In a couple of previous posts I talked a little about what makes an ideal survival knife. I had actually planned a future post to treat the topic in a little further detail. However I recently ran into a good example of an almost perfect survival machete that I thought warranted a little post.
And I say *almost* perfect because, while it ostensibly meets the requirements of what I consider ideal in a large survival blade in a multi blade set, it falls short in one single area, a small failing, that by my estimates, rendered it almost 50% less effective than if it had been properly designed. Yeah. Small flaw, big problems. This is the tool in question:
This is the Ultimate Survival Machete. I may have mentioned in a previous post that in my opinion the ideal survival kit would actually include multiple blades, with a minimum of two, not one survival knife, which is a misconception that many people seem to have. The singe blade solution is a compromise for if you have absolutely have to carry only one blade.

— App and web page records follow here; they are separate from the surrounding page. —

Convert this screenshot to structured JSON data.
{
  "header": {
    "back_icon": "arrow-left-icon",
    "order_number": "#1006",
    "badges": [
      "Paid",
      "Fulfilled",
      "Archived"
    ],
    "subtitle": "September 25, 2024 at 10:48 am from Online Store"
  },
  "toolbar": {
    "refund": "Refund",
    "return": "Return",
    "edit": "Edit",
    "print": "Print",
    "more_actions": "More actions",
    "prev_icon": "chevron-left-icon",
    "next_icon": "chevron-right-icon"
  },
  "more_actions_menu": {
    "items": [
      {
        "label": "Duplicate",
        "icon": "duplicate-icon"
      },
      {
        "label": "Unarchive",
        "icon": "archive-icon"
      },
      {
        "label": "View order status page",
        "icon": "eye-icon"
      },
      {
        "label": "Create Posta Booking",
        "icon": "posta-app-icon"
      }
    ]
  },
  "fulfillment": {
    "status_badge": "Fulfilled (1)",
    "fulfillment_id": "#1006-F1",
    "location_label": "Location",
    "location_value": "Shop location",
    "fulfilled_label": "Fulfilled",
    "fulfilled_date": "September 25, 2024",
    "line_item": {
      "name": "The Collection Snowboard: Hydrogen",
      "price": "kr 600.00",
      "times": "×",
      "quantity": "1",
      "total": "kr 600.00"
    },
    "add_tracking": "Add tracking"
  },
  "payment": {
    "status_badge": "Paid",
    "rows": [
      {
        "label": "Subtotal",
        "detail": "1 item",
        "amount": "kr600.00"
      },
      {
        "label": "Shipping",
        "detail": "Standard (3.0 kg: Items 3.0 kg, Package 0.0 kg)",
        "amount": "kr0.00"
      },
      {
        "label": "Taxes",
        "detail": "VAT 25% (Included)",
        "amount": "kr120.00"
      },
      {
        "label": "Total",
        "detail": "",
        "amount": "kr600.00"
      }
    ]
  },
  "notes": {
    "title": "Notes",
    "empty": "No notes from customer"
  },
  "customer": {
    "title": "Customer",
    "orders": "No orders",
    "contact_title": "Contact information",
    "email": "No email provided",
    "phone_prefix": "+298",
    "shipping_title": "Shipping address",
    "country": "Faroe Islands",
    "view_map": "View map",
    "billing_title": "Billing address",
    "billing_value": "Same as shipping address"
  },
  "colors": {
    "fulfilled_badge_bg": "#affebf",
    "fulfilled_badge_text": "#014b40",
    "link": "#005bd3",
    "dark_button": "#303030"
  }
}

However in my opinion the ideal solution includes at least two knives. One small blade for fine work, skinning, whittling, carving and what not, and one large, heavy blade, like a bowie, axe or a machete, for heavy work, such as chopping, log splitting, cutting down trees, and other heavy camp work. But I digress.
This so called “Ultimate Survival Machete” actually does do it’s name some justice, though possesses a basic flaw, which we will get into shortly. But besides that, I find the basic design concept of this machete would actually make for an ideal large camp knife. On the front edge, like most other machetes, you have a large, strong heavy, full tang blade that would make short work of heavy chopping chores. But unlike most other machetes, this one also has a rather effective looking saw tooth spine.
Now this is something I have not talked a whole lot about, but it bears mentioning. A properly designed sawtooth spine is extremely useful on a single, multipurpose survival knife. The saw simply makes it much easier to cut through medium to heavy pieces of wood, with surprisingly little effort, especially compared to the energy required to chop the same saplings and branches down with a medium camp axe. This is important in a survival setting. Granted, when it comes to chopping down large trees and such, the axe is a better bet, however a heavy machete is a pretty close second.
So in my mind, this design, a machete with a saw toothed spine, assuming the saw teeth are properly designed, is a near perfect combination of features that could easily replace an axe. And as an added bonus on this machete, you actually have a somewhat decent point, perhaps not an ideal design for thrusting, but one which would allow it to be used as a defensive weapon whose full length could be used to keep large animals and whatnot at bay. Add to that the full finger guard, and the lanyard, and you have a near perfect survival machete design.
BUT now we come to the fly (or in this case the dung beetle) in the proverbial ointment. In their great zeal to create the ultimate survival machete, the designers of the tool forgot one little thing. Kudos to anyone who can guess what I’m about to demerit this survival machete on… Go on. Give it a shot. I’ll wait…
No clue? OK, I’ll give you a hint: Full finger guards rarely work as well backwards. 🙂
Bingo! That’s it. There is a full finger guard. And then there is a saw tooth spine. And try as you might, nary the twain shall work! 😀 As you can see from the pic, that full finger guard would work great when the machete was being used for chopping. However what happens when you want to use the spine for sawing? You have to flip the machete upside down don’t you?! And then what happens to the guard…? DOH!!
Yeah… I bet you can just feel the calluses forming as you picture it in your mind. Sawing holding onto the grip upside down, with that full finger guard running over the back of your hand, or across your thumb, would be awkward, and get very, very, uncomfortable, because you would be hard pressed to actually get the blade into a 90 degree angle with whatever it is you are trying to saw into.
You could grip the guard instead, but then you’d be holding a very small grip, above the centerline of the saw blade, which wouldn’t be any better. Basically, by adding that full sized finger guard, they have rendered the saw toothed spine almost unusable. BUMMER!!!
Now to be honest, there’s an easy fix. Grab a hacksaw, and lop off the guard flush with the top and bottom of the grip, maybe leave a small, unobtrusive stubby guard instead, and sand it down to match the contoured grip. Voila! This would get you the perfect survival machete advertised.
However I did want to illustrate how important little things can become when they are not fully checked for correct ergonomics across the entire range of possible uses the tool is designed for. Clearly, in this case, either the saw tooth spine was added as an after thought, or the ergonomics of this feature was never really thought about during the design stage.
I already have a small camp hatchet in my camp kit. But this machete would still definitely make it into that, or my bug out bag. After making the aforementioned modification, of course. And I’d probably ditch the hatchet if I had to choose between them. But then again I grew up using machetes for everything from field work, to camping, to a few other out-of-left-field things, so I might be a little biased… 😀